Excerpts from an interface dataset
__________

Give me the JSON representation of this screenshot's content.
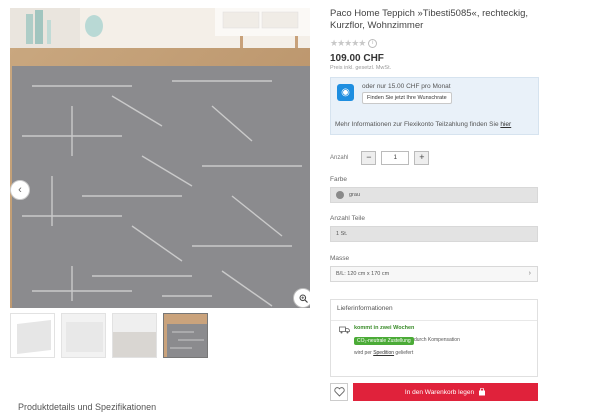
{
  "gallery": {
    "prev_arrow": "‹",
    "thumb_count": 4,
    "active_thumb": 4
  },
  "below_text": "Produktdetails und Spezifikationen",
  "product": {
    "title": "Paco Home Teppich »Tibesti5085«, rechteckig, Kurzflor, Wohnzimmer",
    "stars": "★★★★★",
    "price": "109.00 CHF",
    "price_note": "Preis inkl. gesetzl. MwSt."
  },
  "finance": {
    "text": "oder nur 15.00 CHF pro Monat",
    "button": "Finden Sie jetzt Ihre Wunschrate",
    "more_prefix": "Mehr Informationen zur Flexikonto Teilzahlung finden Sie ",
    "more_link": "hier"
  },
  "quantity": {
    "label": "Anzahl",
    "value": "1",
    "minus": "−",
    "plus": "+"
  },
  "color": {
    "label": "Farbe",
    "value": "grau"
  },
  "pieces": {
    "label": "Anzahl Teile",
    "value": "1 St."
  },
  "size": {
    "label": "Masse",
    "value": "B/L: 120 cm x 170 cm"
  },
  "delivery": {
    "heading": "Lieferinformationen",
    "time": "kommt in zwei Wochen",
    "co2_badge": "CO₂-neutrale Zustellung",
    "co2_after": "durch Kompensation",
    "via_prefix": "wird per ",
    "via_link": "Spedition",
    "via_suffix": " geliefert"
  },
  "cart": {
    "label": "In den Warenkorb legen"
  },
  "colors": {
    "cart": "#e0223b",
    "finance_bg": "#e9f1f9",
    "co2": "#4bab37"
  }
}
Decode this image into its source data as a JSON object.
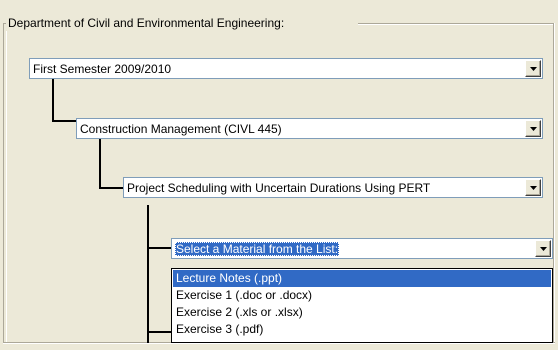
{
  "group": {
    "title": "Department of Civil and Environmental Engineering:"
  },
  "semester_select": {
    "value": "First Semester 2009/2010"
  },
  "course_select": {
    "value": "Construction Management (CIVL 445)"
  },
  "topic_select": {
    "value": "Project Scheduling with Uncertain Durations Using PERT"
  },
  "material_select": {
    "value": "Select a Material from the List:",
    "options": [
      "Lecture Notes (.ppt)",
      "Exercise 1 (.doc or .docx)",
      "Exercise 2 (.xls or .xlsx)",
      "Exercise 3 (.pdf)"
    ],
    "highlighted_index": 0
  },
  "colors": {
    "selection": "#316ac5",
    "border": "#7f9db9",
    "background": "#ece9d8"
  }
}
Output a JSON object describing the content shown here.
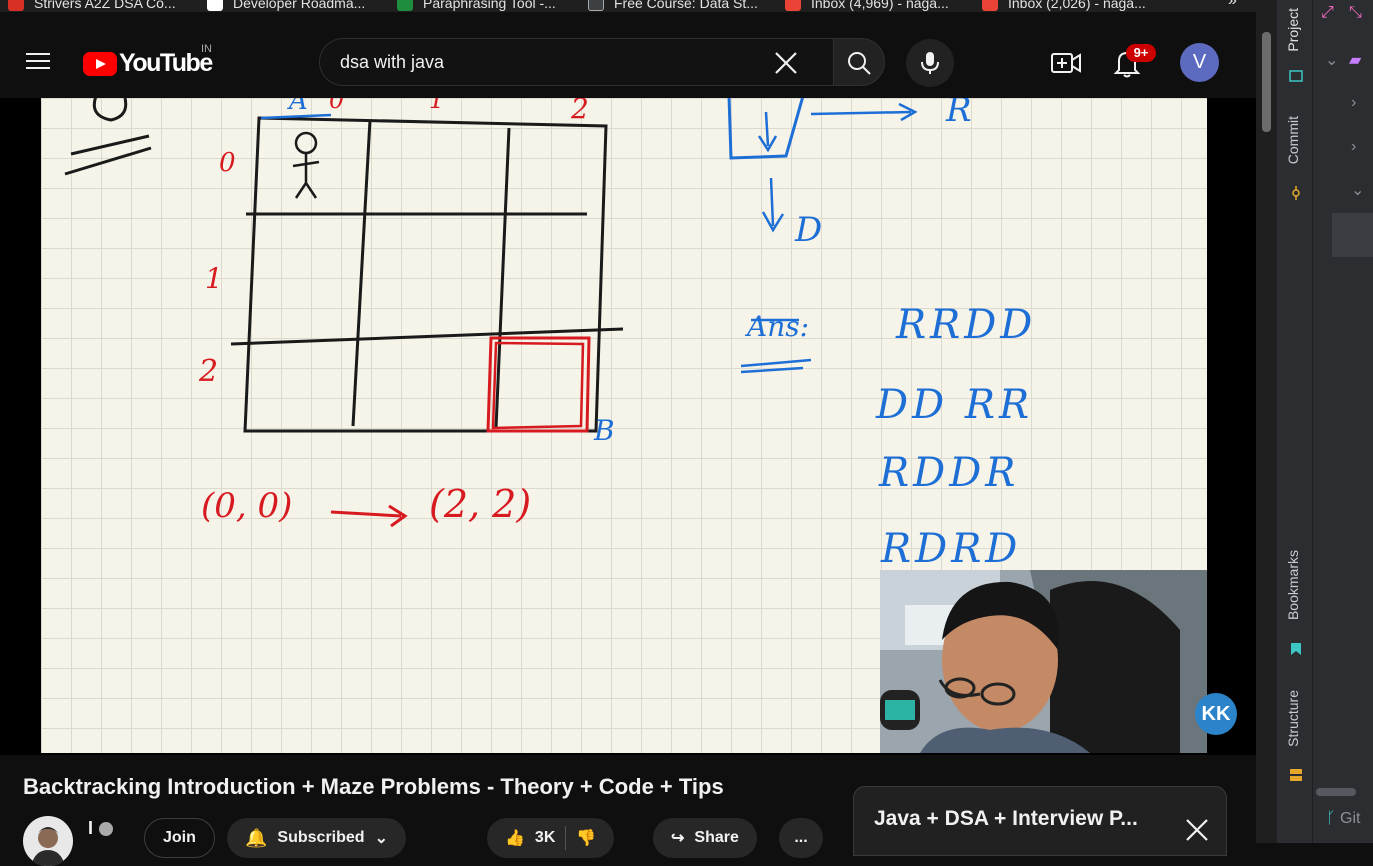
{
  "bookmarks": [
    {
      "label": "Strivers A2Z DSA Co...",
      "color": "#d93025"
    },
    {
      "label": "Developer Roadma...",
      "color": "#ffffff"
    },
    {
      "label": "Paraphrasing Tool -...",
      "color": "#1e8e3e"
    },
    {
      "label": "Free Course: Data St...",
      "color": "#3c4043"
    },
    {
      "label": "Inbox (4,969) - naga...",
      "color": "#ea4335"
    },
    {
      "label": "Inbox (2,026) - naga...",
      "color": "#ea4335"
    }
  ],
  "header": {
    "logo_text": "YouTube",
    "region": "IN",
    "search_value": "dsa with java",
    "notification_count": "9+",
    "avatar_letter": "V"
  },
  "whiteboard": {
    "start_label": "A",
    "end_label": "B",
    "col_labels": [
      "0",
      "1",
      "2"
    ],
    "row_labels": [
      "0",
      "1",
      "2"
    ],
    "from_coord": "(0, 0)",
    "arrow": "⟶",
    "to_coord": "(2, 2)",
    "right_label": "R",
    "down_label": "D",
    "ans_label": "Ans:",
    "answers": [
      "RRDD",
      "DD RR",
      "RDDR",
      "RDRD"
    ],
    "ink_colors": {
      "black": "#1a1a1a",
      "red": "#d71920",
      "blue": "#1d6fd6"
    }
  },
  "overlay": {
    "kk_label": "KK"
  },
  "video": {
    "title": "Backtracking Introduction + Maze Problems - Theory + Code + Tips",
    "channel_name": "I",
    "join_label": "Join",
    "subscribed_label": "Subscribed",
    "likes": "3K",
    "share_label": "Share",
    "more_label": "..."
  },
  "playlist": {
    "title": "Java + DSA + Interview P..."
  },
  "ide": {
    "tabs": [
      "Project",
      "Commit",
      "Bookmarks",
      "Structure"
    ],
    "git_label": "Git"
  }
}
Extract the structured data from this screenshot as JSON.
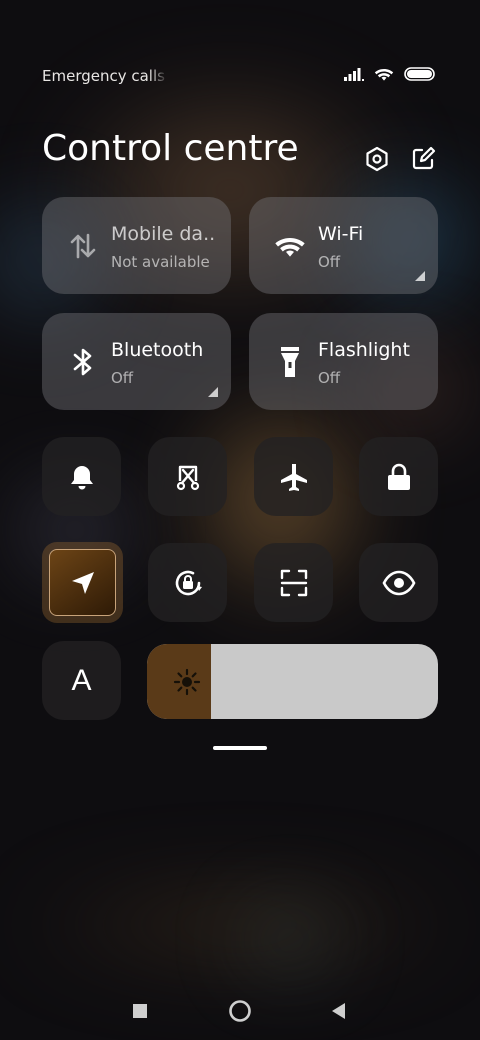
{
  "status_bar": {
    "carrier_text": "Emergency calls o",
    "icons": [
      "signal-icon",
      "wifi-icon",
      "battery-icon"
    ]
  },
  "header": {
    "title": "Control centre",
    "icons": [
      "settings-icon",
      "edit-icon"
    ]
  },
  "tiles": [
    {
      "name": "Mobile da..",
      "status": "Not available",
      "icon": "mobile-data-icon"
    },
    {
      "name": "Wi-Fi",
      "status": "Off",
      "icon": "wifi-icon"
    },
    {
      "name": "Bluetooth",
      "status": "Off",
      "icon": "bluetooth-icon"
    },
    {
      "name": "Flashlight",
      "status": "Off",
      "icon": "flashlight-icon"
    }
  ],
  "toggles_row1": [
    "bell-icon",
    "screenshot-icon",
    "airplane-icon",
    "lock-icon"
  ],
  "toggles_row2": [
    "location-icon",
    "rotation-lock-icon",
    "scan-icon",
    "eye-icon"
  ],
  "font_toggle": {
    "label": "A"
  },
  "brightness": {
    "level": 0.22,
    "icon": "sun-icon"
  },
  "colors": {
    "accent": "#6c4416",
    "tile": "#78787d"
  },
  "nav_bar": [
    "recents-icon",
    "home-icon",
    "back-icon"
  ]
}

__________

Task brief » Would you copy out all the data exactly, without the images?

Response to the exercise »
Give me the JSON representation of this screenshot's content.
{
  "gallery": {
    "prev_arrow": "‹",
    "thumb_count": 4,
    "active_thumb": 4
  },
  "below_text": "Produktdetails und Spezifikationen",
  "product": {
    "title": "Paco Home Teppich »Tibesti5085«, rechteckig, Kurzflor, Wohnzimmer",
    "stars": "★★★★★",
    "price": "109.00 CHF",
    "price_note": "Preis inkl. gesetzl. MwSt."
  },
  "finance": {
    "text": "oder nur 15.00 CHF pro Monat",
    "button": "Finden Sie jetzt Ihre Wunschrate",
    "more_prefix": "Mehr Informationen zur Flexikonto Teilzahlung finden Sie ",
    "more_link": "hier"
  },
  "quantity": {
    "label": "Anzahl",
    "value": "1",
    "minus": "−",
    "plus": "+"
  },
  "color": {
    "label": "Farbe",
    "value": "grau"
  },
  "pieces": {
    "label": "Anzahl Teile",
    "value": "1 St."
  },
  "size": {
    "label": "Masse",
    "value": "B/L: 120 cm x 170 cm"
  },
  "delivery": {
    "heading": "Lieferinformationen",
    "time": "kommt in zwei Wochen",
    "co2_badge": "CO₂-neutrale Zustellung",
    "co2_after": "durch Kompensation",
    "via_prefix": "wird per ",
    "via_link": "Spedition",
    "via_suffix": " geliefert"
  },
  "cart": {
    "label": "In den Warenkorb legen"
  },
  "colors": {
    "cart": "#e0223b",
    "finance_bg": "#e9f1f9",
    "co2": "#4bab37"
  }
}
Decode this image into its source data as a JSON object.
{
  "group": {
    "title": "Department of Civil and Environmental Engineering:"
  },
  "semester_select": {
    "value": "First Semester 2009/2010"
  },
  "course_select": {
    "value": "Construction Management (CIVL 445)"
  },
  "topic_select": {
    "value": "Project Scheduling with Uncertain Durations Using PERT"
  },
  "material_select": {
    "value": "Select a Material from the List:",
    "options": [
      "Lecture Notes (.ppt)",
      "Exercise 1 (.doc or .docx)",
      "Exercise 2 (.xls or .xlsx)",
      "Exercise 3 (.pdf)"
    ],
    "highlighted_index": 0
  },
  "colors": {
    "selection": "#316ac5",
    "border": "#7f9db9",
    "background": "#ece9d8"
  }
}
Output a JSON object describing the content shown here.
{
  "bookmarks": [
    {
      "label": "Strivers A2Z DSA Co...",
      "color": "#d93025"
    },
    {
      "label": "Developer Roadma...",
      "color": "#ffffff"
    },
    {
      "label": "Paraphrasing Tool -...",
      "color": "#1e8e3e"
    },
    {
      "label": "Free Course: Data St...",
      "color": "#3c4043"
    },
    {
      "label": "Inbox (4,969) - naga...",
      "color": "#ea4335"
    },
    {
      "label": "Inbox (2,026) - naga...",
      "color": "#ea4335"
    }
  ],
  "header": {
    "logo_text": "YouTube",
    "region": "IN",
    "search_value": "dsa with java",
    "notification_count": "9+",
    "avatar_letter": "V"
  },
  "whiteboard": {
    "start_label": "A",
    "end_label": "B",
    "col_labels": [
      "0",
      "1",
      "2"
    ],
    "row_labels": [
      "0",
      "1",
      "2"
    ],
    "from_coord": "(0, 0)",
    "arrow": "⟶",
    "to_coord": "(2, 2)",
    "right_label": "R",
    "down_label": "D",
    "ans_label": "Ans:",
    "answers": [
      "RRDD",
      "DD RR",
      "RDDR",
      "RDRD"
    ],
    "ink_colors": {
      "black": "#1a1a1a",
      "red": "#d71920",
      "blue": "#1d6fd6"
    }
  },
  "overlay": {
    "kk_label": "KK"
  },
  "video": {
    "title": "Backtracking Introduction + Maze Problems - Theory + Code + Tips",
    "channel_name": "I",
    "join_label": "Join",
    "subscribed_label": "Subscribed",
    "likes": "3K",
    "share_label": "Share",
    "more_label": "..."
  },
  "playlist": {
    "title": "Java + DSA + Interview P..."
  },
  "ide": {
    "tabs": [
      "Project",
      "Commit",
      "Bookmarks",
      "Structure"
    ],
    "git_label": "Git"
  }
}
Extract the structured data from this screenshot as JSON.
{
  "status_bar": {
    "carrier_text": "Emergency calls o",
    "icons": [
      "signal-icon",
      "wifi-icon",
      "battery-icon"
    ]
  },
  "header": {
    "title": "Control centre",
    "icons": [
      "settings-icon",
      "edit-icon"
    ]
  },
  "tiles": [
    {
      "name": "Mobile da..",
      "status": "Not available",
      "icon": "mobile-data-icon"
    },
    {
      "name": "Wi-Fi",
      "status": "Off",
      "icon": "wifi-icon"
    },
    {
      "name": "Bluetooth",
      "status": "Off",
      "icon": "bluetooth-icon"
    },
    {
      "name": "Flashlight",
      "status": "Off",
      "icon": "flashlight-icon"
    }
  ],
  "toggles_row1": [
    "bell-icon",
    "screenshot-icon",
    "airplane-icon",
    "lock-icon"
  ],
  "toggles_row2": [
    "location-icon",
    "rotation-lock-icon",
    "scan-icon",
    "eye-icon"
  ],
  "font_toggle": {
    "label": "A"
  },
  "brightness": {
    "level": 0.22,
    "icon": "sun-icon"
  },
  "colors": {
    "accent": "#6c4416",
    "tile": "#78787d"
  },
  "nav_bar": [
    "recents-icon",
    "home-icon",
    "back-icon"
  ]
}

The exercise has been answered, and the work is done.